After the scan, I was taken fairly quickly into the doctor's office. The pictures from the scan were attached to a whiteboard on his wall. He explained what was happening with my eyes. As we age—I am 72—the vitreous (clear gel that fills the eyeballs) tends to dry out and detach from the eye completely. As this happens, clumps of the material that makes up the vitreous—mostly collagen—break off and form what you see as floaters.
He said that as the vitreous detaches, one will experience an increased number of floaters and, sometimes, larger ones. He actually showed me the floater that was bothering me in the picture from the scan. It appeared as a small dark spot.
My Eye Floaters Are Getting Smaller
It is much smaller when it floats into my vision now, only a week later, and it is not as dark. He said that they generally get smaller with time as the material breaks apart and forms more floaters. He said the entire process is harmless and requires no treatment.
Prognosis: What to Look For
The doctor did tell me that the detachment of the vitreous can sometimes foretell a retinal detachment, although it is very rare. Pieces of the vitreous that are detaching may pull on the fibers of the retina and cause it to detach. For that reason, he gave me a test to do every day for six weeks until the danger of a retinal detachment was gone.
Peripheral Vision Test

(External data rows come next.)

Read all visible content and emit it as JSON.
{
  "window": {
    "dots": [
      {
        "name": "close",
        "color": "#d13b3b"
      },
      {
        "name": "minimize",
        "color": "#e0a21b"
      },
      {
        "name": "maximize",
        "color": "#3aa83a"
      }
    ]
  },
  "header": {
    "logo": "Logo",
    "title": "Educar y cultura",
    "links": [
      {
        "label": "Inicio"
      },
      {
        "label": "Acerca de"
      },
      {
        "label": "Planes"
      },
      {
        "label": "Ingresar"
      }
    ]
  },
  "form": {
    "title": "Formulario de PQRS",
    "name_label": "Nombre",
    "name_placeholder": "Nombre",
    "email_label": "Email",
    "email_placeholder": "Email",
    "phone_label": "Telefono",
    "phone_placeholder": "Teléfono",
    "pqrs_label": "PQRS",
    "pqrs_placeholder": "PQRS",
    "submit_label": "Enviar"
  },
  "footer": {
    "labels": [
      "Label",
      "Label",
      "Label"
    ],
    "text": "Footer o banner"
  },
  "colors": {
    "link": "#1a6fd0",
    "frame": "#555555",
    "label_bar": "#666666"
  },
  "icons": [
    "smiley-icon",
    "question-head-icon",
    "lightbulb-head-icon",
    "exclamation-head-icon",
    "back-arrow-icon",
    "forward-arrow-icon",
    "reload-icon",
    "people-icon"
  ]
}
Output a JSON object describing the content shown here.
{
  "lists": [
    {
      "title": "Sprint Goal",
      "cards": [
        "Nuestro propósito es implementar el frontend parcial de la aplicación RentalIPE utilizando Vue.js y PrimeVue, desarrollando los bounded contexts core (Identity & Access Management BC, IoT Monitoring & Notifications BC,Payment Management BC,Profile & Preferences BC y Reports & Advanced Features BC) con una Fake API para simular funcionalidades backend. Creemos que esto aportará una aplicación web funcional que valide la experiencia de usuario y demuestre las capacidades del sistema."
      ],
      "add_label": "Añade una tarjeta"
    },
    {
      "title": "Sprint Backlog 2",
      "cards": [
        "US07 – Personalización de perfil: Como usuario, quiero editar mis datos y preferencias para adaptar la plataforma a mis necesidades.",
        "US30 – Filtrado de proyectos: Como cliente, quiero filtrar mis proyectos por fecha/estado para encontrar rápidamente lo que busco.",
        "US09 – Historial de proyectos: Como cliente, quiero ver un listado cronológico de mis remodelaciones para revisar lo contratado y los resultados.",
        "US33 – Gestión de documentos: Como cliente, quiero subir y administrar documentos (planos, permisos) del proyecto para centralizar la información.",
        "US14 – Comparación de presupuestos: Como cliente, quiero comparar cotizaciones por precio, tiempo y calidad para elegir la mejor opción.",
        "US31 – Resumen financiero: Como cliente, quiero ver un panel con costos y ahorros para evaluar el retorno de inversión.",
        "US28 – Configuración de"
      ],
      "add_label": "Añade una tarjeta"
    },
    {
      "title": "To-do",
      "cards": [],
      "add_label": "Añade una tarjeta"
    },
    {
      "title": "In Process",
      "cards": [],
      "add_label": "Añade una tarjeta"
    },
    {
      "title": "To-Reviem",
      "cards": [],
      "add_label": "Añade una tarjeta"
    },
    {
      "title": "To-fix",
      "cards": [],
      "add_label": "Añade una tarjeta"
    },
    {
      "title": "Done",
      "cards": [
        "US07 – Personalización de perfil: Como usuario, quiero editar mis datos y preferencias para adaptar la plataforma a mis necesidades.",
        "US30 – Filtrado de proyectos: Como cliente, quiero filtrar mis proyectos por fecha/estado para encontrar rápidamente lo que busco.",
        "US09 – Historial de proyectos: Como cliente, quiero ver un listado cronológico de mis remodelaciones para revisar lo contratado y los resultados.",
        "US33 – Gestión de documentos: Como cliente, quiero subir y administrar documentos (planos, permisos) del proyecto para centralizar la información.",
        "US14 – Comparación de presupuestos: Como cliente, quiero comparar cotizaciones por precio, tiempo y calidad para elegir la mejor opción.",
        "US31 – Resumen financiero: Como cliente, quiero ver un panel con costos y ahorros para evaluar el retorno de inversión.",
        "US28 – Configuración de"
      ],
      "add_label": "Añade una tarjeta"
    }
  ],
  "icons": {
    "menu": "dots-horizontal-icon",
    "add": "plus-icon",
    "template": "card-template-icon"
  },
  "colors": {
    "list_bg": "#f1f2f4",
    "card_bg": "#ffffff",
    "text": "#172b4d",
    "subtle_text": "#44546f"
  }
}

Remember how important it is to check your peripheral vision if you ever experience anything that makes you question if your retina is detaching. He told me to find an object in the room, look straight at it, and notice how far out my vision goes on both sides. I am to do this every day, using the same object, until the danger of a detachment is gone, or for six weeks. If my vision begins to narrow, I am to call the office right away. I think I'm likely going to be fine, but I have done and will continue to do the test faithfully.
Eye Floaters in General and How to Live with Them
Floaters are nothing but tiny bits of protein floating about in the gel of your eye. They cast shadows on your retina as they float, creating small dots and squiggles in your vision. They come in various shapes and sizes. Some strands are thread-like, and you can likely see through them. Some are black or gray dots. Others are circles or appear cobwebby. When you try to look at them, they go away.
I have never been bothered by any of the numerous floaters in my eyes except this largest and most recent one. Sometimes when I'm reading or working on the computer if I consciously "watch" for them, I see them floating from side to side, but they don't bother me and don't obstruct my vision. I think the mind simply works around them, and it's like they are not there, at least for me. They are completely harmless.
I have learned since my experience that when the retina detaches, it is often accompanied by flashes of light and a narrowing of the peripheral vision. I was always under the impression that it was extremely painful to experience a retinal detachment for some reason, but that is not the case, according to what I've read and been told. There is often no pain involved at all.
I hope this article is helpful and helps allay any concerns you might have if you have symptoms similar to mine. I still would likely go to get things checked out, even knowing what I know, but I would be pretty sure it was something normal and harmless. Our eyes are so precious; we must never take chances with them.
My primary care physician told me once, "The more you know, the less you worry." I think it's true. That's why I write about any health challenge I have—to make the path a bit easier for others. I'm not a doctor. This entire article is written only to describe my own experience and perhaps spread some knowledge. With anything involving the eyes, it's always best to get checked by a professional. Take care of your eyes; they are our windows to the world around us.
This content is accurate and true to the best of the author’s knowledge and does not substitute for diagnosis, prognosis, treatment, prescription, and/or dietary advice from a licensed health professional. Drugs, supplements, and natural remedies may have dangerous side effects. If pregnant or nursing, consult with a qualified provider on an individual basis. Seek immediate help if you are experiencing a medical emergency.
© 2018 Sue Pratt